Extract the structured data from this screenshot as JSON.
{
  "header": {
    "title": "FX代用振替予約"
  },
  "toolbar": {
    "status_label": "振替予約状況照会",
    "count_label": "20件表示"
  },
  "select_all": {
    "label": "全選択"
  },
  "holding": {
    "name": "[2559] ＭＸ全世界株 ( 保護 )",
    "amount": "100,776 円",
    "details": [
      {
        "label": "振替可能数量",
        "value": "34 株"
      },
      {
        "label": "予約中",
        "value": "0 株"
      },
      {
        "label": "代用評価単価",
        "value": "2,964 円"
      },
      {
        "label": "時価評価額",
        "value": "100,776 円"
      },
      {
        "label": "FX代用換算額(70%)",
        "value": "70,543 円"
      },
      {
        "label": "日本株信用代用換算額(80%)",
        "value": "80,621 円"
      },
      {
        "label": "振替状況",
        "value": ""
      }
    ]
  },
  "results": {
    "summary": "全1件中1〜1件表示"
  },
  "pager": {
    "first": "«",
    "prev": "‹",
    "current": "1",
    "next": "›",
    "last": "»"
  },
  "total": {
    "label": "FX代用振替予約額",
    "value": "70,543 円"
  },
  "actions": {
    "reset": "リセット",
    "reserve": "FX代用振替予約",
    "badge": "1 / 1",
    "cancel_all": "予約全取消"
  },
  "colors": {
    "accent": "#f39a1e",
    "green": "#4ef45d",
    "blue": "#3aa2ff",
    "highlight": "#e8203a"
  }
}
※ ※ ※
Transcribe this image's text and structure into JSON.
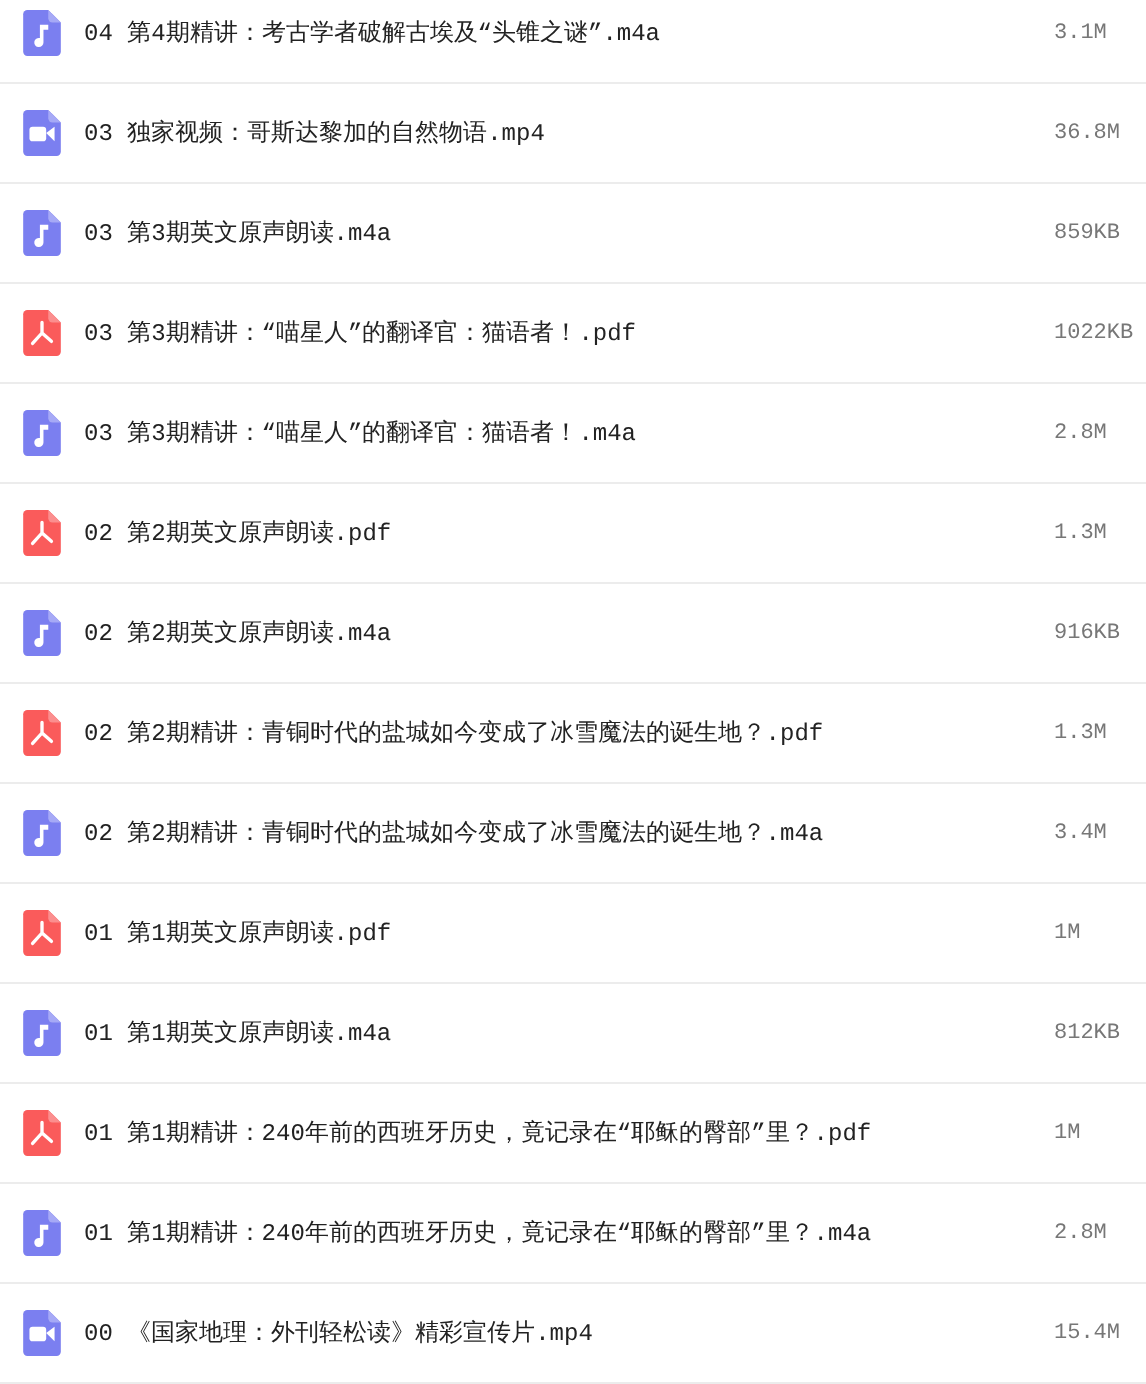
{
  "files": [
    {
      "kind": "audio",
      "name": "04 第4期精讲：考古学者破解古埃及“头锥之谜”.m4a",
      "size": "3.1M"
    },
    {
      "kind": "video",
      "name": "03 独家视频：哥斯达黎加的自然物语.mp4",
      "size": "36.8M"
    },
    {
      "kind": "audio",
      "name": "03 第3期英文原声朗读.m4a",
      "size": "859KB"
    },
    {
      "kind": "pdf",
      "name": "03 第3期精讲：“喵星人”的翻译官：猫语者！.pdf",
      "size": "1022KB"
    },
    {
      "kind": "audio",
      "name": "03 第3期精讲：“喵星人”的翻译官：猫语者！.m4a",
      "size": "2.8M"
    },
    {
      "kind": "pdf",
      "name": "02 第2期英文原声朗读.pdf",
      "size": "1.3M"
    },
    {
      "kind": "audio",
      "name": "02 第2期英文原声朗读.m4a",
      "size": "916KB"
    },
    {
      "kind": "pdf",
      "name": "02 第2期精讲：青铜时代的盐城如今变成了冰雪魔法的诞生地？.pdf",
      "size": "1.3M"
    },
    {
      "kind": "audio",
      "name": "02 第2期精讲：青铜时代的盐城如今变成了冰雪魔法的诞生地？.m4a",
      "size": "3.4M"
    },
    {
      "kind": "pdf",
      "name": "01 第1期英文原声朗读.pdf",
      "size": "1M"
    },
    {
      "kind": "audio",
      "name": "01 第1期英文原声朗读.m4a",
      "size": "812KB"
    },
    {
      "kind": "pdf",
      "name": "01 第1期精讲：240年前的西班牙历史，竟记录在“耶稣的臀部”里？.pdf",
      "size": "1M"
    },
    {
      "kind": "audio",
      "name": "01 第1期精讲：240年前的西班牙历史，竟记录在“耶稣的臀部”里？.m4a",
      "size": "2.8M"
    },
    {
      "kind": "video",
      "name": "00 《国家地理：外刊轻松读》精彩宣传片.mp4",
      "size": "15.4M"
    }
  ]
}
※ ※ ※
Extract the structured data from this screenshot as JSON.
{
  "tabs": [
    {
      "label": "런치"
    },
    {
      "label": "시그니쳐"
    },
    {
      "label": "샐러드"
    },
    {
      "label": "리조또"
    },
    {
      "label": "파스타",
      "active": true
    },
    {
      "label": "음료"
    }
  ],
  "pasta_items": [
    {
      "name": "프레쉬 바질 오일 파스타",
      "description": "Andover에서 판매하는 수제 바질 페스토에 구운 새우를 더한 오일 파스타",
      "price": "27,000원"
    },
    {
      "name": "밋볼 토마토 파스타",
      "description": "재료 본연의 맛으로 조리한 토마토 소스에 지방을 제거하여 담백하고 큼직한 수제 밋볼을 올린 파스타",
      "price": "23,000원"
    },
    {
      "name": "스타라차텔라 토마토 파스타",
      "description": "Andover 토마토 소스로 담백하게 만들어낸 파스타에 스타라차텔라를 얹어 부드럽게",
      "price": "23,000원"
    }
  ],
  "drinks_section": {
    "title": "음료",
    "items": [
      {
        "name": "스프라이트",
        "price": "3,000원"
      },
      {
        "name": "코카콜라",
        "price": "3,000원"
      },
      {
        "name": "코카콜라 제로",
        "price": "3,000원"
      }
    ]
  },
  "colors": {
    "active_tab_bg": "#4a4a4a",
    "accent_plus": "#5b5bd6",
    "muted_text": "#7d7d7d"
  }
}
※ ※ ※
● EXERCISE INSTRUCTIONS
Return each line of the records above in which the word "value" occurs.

● SOLUTION FOR THIS PROBLEM
        "value": "34 株"
        "value": "0 株"
        "value": "2,964 円"
        "value": "100,776 円"
        "value": "70,543 円"
        "value": "80,621 円"
        "value": ""
    "value": "70,543 円"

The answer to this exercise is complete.